Black holes represent the wonder and mystery of modern astronomy. These sinkholes in space have inspired a whole new field of deep-space research.
Nothing, not even light rays, can escape the gravitational clutches of black holes. They are deformities in the spacetime continuum and are created by highly compact masses and then fed by cosmic debris for millions, even billions of years.
If humans could travel down a black hole (not really very likely despite sci-fi tales to the contrary), they'd end up-where? No one really knows. What's inside these black holes? Do they emerge somewhere-or somewhen-else? If we ever know for sure, it will be thanks to mathematics and observation. The super gravity field lines and extreme cosmic radiations around these holes would obliterate all life, so we're not likely to ever get too close to these weird objects.
This year began a complex effort by the Harvard-Smithsonian Center for Astrophysics to electronically link dozens of radio astronomical observatories around the world to perform a very daring task-photograph a black hole for the first time in history.
When completed around the year 2020, the proposed Event Horizon Telescope, or EHT, will span our globe using a process called Very Long Baseline Interferometry. VLBI enables simultaneous observations of deep-space objects by multiple telescopes. In the case of the EHT project now underway, the radio telescopes are being combined to create a single, giant telescope on Earth.
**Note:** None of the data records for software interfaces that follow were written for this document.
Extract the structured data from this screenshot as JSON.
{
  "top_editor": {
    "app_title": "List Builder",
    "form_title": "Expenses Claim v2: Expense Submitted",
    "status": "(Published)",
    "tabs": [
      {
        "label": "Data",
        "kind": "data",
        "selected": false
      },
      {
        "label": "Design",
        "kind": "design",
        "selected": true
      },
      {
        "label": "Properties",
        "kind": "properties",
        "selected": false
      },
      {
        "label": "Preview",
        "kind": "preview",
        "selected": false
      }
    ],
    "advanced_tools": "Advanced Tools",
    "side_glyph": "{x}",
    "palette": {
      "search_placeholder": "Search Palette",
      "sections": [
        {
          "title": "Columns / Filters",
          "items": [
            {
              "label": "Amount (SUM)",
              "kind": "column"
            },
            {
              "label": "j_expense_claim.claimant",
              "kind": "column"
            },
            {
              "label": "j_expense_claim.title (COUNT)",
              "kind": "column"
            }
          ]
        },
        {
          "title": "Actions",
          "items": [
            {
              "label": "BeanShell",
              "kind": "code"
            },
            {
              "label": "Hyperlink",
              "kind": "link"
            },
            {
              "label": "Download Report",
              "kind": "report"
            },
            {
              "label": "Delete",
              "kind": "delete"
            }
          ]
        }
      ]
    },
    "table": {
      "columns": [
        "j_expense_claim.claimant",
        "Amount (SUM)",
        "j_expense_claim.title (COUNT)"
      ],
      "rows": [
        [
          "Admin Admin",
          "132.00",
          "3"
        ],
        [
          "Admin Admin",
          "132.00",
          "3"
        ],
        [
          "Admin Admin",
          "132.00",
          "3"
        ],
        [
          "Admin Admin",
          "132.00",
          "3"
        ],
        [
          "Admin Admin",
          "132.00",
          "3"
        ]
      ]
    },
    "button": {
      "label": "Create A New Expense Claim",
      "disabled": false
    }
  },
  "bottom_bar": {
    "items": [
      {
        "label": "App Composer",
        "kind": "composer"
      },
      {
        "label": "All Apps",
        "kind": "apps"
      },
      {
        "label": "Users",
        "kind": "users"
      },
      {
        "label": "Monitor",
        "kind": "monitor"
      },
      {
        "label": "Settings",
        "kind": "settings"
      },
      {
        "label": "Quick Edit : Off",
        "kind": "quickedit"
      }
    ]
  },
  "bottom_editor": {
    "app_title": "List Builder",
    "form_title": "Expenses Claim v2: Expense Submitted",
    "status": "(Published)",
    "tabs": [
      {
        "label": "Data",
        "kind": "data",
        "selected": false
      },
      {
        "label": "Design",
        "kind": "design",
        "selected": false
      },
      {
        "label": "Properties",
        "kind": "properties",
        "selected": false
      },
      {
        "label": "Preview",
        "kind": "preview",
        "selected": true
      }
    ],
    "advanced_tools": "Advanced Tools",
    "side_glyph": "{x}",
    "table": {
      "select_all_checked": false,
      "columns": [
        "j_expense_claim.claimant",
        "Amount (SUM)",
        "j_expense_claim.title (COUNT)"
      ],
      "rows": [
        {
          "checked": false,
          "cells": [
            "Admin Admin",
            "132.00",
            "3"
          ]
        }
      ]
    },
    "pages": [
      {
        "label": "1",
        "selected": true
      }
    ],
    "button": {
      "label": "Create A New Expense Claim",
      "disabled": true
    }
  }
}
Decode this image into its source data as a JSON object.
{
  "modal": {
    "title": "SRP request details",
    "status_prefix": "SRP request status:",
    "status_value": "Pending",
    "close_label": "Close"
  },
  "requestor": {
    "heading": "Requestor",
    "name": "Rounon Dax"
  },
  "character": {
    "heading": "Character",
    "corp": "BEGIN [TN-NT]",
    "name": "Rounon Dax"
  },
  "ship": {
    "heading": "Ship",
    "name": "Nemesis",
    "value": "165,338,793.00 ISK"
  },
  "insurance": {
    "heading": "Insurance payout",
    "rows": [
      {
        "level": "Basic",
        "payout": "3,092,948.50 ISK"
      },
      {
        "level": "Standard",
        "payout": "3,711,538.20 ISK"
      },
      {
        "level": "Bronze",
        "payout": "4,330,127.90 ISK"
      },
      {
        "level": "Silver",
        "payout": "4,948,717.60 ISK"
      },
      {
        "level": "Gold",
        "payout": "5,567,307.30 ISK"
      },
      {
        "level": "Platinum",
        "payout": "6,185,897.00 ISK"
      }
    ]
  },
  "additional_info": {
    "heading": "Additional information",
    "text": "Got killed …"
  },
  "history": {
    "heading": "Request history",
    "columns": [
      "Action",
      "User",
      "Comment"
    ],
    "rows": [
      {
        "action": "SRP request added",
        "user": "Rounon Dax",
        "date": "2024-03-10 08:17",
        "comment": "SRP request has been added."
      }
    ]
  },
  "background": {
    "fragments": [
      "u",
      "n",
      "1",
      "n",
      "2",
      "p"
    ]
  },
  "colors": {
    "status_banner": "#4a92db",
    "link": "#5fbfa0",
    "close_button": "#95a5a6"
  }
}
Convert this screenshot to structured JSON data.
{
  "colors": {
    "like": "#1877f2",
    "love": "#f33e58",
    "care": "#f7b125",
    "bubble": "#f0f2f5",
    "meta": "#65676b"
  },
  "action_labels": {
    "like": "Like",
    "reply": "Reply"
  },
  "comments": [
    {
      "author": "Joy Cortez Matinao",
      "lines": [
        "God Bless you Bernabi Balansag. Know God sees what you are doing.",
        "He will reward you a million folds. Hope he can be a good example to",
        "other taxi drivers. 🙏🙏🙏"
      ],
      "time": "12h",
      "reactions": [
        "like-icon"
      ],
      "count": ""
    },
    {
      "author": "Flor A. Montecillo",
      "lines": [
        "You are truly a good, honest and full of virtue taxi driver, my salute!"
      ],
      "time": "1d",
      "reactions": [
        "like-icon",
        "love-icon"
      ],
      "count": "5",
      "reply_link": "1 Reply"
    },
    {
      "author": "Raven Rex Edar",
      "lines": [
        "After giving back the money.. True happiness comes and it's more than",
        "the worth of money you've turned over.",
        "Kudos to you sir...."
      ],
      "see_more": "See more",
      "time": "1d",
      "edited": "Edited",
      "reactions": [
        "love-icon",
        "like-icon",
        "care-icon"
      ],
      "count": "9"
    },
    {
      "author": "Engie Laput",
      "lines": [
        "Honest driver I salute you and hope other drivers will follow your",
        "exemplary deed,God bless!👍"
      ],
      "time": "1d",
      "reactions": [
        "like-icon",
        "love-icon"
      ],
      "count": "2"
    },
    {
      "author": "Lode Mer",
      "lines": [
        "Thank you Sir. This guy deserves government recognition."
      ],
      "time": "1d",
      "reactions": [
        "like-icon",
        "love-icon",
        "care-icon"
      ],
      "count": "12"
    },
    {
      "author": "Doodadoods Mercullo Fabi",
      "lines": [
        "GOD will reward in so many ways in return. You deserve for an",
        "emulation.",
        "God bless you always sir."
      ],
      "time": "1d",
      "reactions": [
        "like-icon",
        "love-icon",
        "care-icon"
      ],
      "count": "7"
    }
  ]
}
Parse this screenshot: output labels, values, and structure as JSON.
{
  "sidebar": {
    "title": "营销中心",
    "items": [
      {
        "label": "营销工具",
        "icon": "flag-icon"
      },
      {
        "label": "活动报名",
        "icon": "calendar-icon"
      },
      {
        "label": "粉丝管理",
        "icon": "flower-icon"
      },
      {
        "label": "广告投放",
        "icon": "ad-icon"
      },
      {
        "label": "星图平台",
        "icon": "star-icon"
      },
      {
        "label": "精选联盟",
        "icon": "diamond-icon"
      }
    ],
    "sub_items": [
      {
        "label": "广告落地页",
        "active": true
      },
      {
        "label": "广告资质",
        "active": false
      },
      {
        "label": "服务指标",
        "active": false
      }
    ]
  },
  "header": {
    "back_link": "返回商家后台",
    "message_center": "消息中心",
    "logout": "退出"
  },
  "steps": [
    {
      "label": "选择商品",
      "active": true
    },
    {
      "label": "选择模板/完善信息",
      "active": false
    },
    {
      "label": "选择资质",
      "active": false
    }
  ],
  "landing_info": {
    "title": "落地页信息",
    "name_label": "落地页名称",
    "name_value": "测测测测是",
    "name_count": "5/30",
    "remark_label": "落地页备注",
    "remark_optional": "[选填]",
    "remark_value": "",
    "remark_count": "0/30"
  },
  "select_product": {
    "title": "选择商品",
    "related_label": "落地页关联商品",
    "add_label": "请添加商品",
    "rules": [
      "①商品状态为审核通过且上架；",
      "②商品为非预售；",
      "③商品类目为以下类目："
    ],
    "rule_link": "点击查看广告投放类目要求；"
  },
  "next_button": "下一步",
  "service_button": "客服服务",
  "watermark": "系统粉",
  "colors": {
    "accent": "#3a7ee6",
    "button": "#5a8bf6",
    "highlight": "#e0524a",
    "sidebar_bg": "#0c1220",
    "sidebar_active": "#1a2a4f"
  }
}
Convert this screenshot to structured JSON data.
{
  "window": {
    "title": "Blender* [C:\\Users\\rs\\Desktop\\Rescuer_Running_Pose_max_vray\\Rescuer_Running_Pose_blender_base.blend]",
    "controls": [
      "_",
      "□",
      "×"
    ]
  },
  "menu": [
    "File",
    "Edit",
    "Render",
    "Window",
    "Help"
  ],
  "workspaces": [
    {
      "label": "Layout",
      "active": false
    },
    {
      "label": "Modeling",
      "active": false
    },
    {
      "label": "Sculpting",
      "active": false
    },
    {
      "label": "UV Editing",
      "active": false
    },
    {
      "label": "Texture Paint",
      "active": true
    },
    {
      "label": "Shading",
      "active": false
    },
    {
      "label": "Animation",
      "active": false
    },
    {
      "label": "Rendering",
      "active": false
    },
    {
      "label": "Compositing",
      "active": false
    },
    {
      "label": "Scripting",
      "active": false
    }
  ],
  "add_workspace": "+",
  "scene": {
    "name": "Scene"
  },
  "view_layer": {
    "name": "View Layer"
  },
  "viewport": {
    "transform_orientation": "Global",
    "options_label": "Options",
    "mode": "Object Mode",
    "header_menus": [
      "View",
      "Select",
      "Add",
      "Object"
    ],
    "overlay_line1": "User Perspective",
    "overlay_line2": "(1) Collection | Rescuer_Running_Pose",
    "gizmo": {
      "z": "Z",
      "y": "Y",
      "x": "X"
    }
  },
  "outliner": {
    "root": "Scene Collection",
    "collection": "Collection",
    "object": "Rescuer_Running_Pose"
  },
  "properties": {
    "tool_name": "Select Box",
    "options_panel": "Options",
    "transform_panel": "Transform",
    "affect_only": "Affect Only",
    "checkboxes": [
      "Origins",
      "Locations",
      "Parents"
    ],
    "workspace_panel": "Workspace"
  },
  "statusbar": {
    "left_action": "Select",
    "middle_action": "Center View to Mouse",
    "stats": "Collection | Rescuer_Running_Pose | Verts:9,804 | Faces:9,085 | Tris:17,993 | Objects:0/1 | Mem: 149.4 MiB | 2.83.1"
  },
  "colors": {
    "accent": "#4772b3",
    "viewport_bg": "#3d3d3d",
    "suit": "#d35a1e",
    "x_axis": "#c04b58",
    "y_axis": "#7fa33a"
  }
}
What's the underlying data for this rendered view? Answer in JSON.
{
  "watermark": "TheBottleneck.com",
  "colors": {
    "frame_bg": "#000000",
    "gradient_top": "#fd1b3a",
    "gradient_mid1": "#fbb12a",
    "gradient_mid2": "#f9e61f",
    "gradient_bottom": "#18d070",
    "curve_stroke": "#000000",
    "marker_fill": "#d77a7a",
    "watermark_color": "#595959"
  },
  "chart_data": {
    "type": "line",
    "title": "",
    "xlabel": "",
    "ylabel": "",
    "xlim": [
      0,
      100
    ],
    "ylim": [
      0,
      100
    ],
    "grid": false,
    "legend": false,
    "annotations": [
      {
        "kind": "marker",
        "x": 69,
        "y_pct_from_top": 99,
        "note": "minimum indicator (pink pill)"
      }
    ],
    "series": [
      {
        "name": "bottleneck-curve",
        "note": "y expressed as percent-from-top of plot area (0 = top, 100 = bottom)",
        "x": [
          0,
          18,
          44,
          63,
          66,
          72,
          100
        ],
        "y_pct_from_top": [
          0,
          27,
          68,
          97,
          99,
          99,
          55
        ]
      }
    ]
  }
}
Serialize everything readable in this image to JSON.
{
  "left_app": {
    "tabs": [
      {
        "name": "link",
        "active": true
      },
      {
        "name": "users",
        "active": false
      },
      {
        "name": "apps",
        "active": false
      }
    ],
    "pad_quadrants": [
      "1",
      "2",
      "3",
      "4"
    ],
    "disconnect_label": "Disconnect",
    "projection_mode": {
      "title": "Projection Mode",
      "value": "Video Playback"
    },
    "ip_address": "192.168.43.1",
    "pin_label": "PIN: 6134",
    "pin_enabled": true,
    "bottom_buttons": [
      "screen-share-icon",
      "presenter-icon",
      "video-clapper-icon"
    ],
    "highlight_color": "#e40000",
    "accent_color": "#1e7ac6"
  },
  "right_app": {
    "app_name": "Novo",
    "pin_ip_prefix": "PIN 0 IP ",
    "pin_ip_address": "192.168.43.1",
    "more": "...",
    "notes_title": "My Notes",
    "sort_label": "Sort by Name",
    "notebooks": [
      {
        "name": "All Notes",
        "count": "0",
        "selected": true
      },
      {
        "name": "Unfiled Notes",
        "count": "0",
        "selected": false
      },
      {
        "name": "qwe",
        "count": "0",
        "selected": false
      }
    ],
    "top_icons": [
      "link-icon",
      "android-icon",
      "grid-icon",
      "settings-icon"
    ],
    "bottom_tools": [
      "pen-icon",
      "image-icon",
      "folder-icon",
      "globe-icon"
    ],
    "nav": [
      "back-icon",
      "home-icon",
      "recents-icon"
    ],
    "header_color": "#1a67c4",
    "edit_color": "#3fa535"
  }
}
Thus, the scope's size equals the extreme separation between the telescopes.
Currently international observatories on five continents, including one at the U.S. South Pole Station, are teaming up as the key components of EHT.
The target of EHT is the Milky Way's supermassive black hole known as Sagittarius A* or Sadge-A Star for short. This object, discovered in 1974, cannot be observed in the optical spectrum; this means no human eye can ever see it.